1 package of blueberries
roughly 1 dozen mushrooms
*note, the produce is seasonal. Meaning you may end up with duplicate items from box to box.
The website doesn’t offer much information regarding how their boxes are packaged and delivered. I was hopeful that a company focusing on decreasing landfill food waste would be equally as conscientious about their packaging waste and thankfully I was right. When I first opened the box my immediate reaction (and very loud response to my husband) was “What’s with all the plastic?!” but upon reading the inserted leaflet I learned it wasn’t exactly what I thought.
Of course the box itself it reusable and recyclable but I also found a large ice pack, cooling insulation, and some produce tied in separate bags.
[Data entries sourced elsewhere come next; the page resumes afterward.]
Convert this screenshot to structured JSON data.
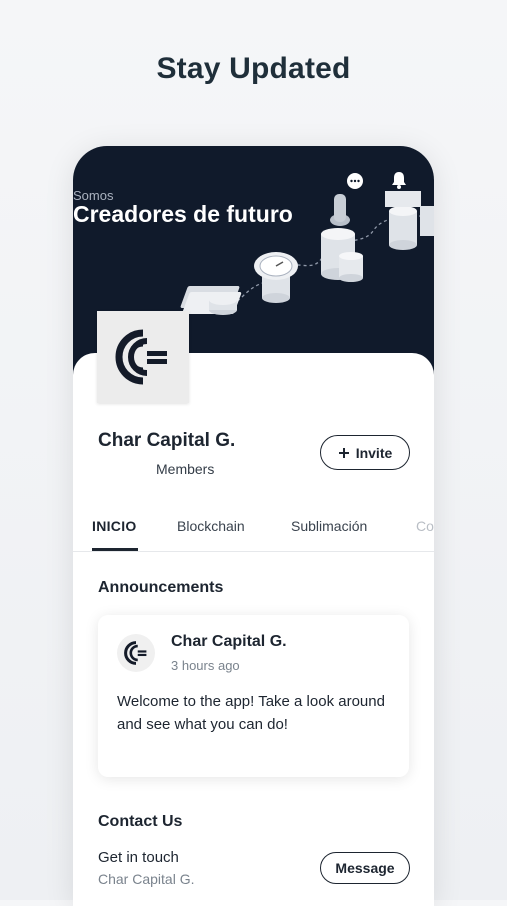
{
  "headline": "Stay Updated",
  "banner": {
    "small_text": "Somos",
    "big_text": "Creadores de futuro"
  },
  "group": {
    "name": "Char Capital G.",
    "members_label": "Members",
    "invite_label": "Invite",
    "invite_icon": "plus-icon"
  },
  "tabs": [
    {
      "label": "INICIO",
      "active": true
    },
    {
      "label": "Blockchain",
      "active": false
    },
    {
      "label": "Sublimación",
      "active": false
    },
    {
      "label": "Co",
      "active": false
    }
  ],
  "announcements": {
    "title": "Announcements",
    "post": {
      "author": "Char Capital G.",
      "time": "3 hours ago",
      "body": "Welcome to the app! Take a look around and see what you can do!"
    }
  },
  "contact": {
    "title": "Contact Us",
    "subtitle": "Get in touch",
    "name": "Char Capital G.",
    "message_label": "Message"
  },
  "colors": {
    "banner_bg": "#101a2b",
    "text_dark": "#1d2530",
    "muted": "#7a838d"
  }
}
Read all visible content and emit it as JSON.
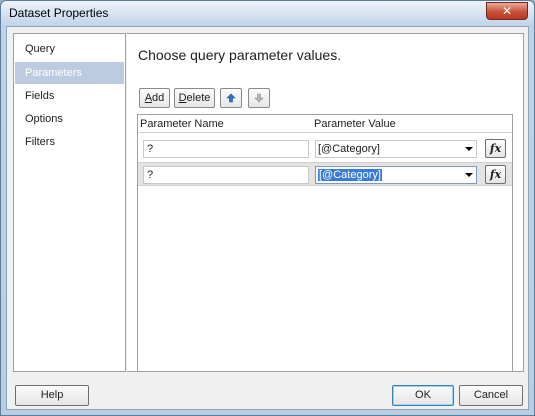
{
  "window": {
    "title": "Dataset Properties",
    "close_glyph": "✕"
  },
  "nav": {
    "items": [
      {
        "label": "Query",
        "selected": false
      },
      {
        "label": "Parameters",
        "selected": true
      },
      {
        "label": "Fields",
        "selected": false
      },
      {
        "label": "Options",
        "selected": false
      },
      {
        "label": "Filters",
        "selected": false
      }
    ]
  },
  "main": {
    "heading": "Choose query parameter values.",
    "toolbar": {
      "add_label": "Add",
      "add_accel": "A",
      "delete_label": "Delete",
      "delete_accel": "D",
      "move_up_icon": "arrow-up-icon",
      "move_down_icon": "arrow-down-icon"
    },
    "grid": {
      "columns": [
        "Parameter Name",
        "Parameter Value"
      ],
      "rows": [
        {
          "name": "?",
          "value": "[@Category]",
          "selected": false
        },
        {
          "name": "?",
          "value": "[@Category]",
          "selected": true
        }
      ],
      "expression_button": "fx"
    }
  },
  "footer": {
    "help_label": "Help",
    "ok_label": "OK",
    "cancel_label": "Cancel"
  },
  "colors": {
    "accent": "#3a7ad8",
    "nav_selected": "#bccbe0"
  }
}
The large ice pack I popped into my freezer to reuse in my husbands lunch bag over the summer. But am I to constantly save them? Do I really need, or want, that many ice packs? The remaining cooling insulation is referred to as ‘Green Cell Foam’ and is produced using a cornstarch base. Similar to the cornstarch packing peanuts, the foam can be removed and dissolved in water. Just recycle the rest! The produce bags are BioBags. I still don’t think these are absolutely necessary but understandable for some smaller items, such as the mushrooms. These are fully compostable through your municipal composting service but won’t do so well in your backyard or indoor worm compost.
The remaining plastic from the blueberries, lettuce, cucumber, and cabbage isn’t ideal but still a long way from the amount of plastic found on your grocery store shelves. Unless that happens to be a bulk store. Can anyone tell me why exactly cucumbers are often individually shrink wrapped?!
Pros & Cons
Everything offered is organic. Personally, I don’t typically buy organic produce because it’s not as cost effective but this makes that not only manageable but doable.
You can choose what day you wish to have your box delivered. We normally do our shopping on Sundays so we opted for a Saturday delivery to then plan the rest of our weekly menu and grocery list.
Sent some vegetable you’ve never heard of and don’t know what to do with it? Their website offers a blog featuring different recipe ideas. Plus, Pinterest! (Currently trying to figure out what to do with the acorn squash we received this week.)
Cost effective. The amount and types of produce we received would have been roughly the same if not more expensive at a regular retail grocery store, especially since they were organic. You can also factor in the cost and time of physically going to the store.
You don’t have the option to choose what is sent to you. There are other similar services that do let you choose particular items and quantities. Though, it’s kind of a fun surprise to see what you might get!
They don’t currently ship to all states. That seems to be a work in progress.
So what do you guys think? Is this something you think you’d try? We were so pleased with our first box and opted on the every 2 week subscription option to ensure we are able to use everything up in a timely manner.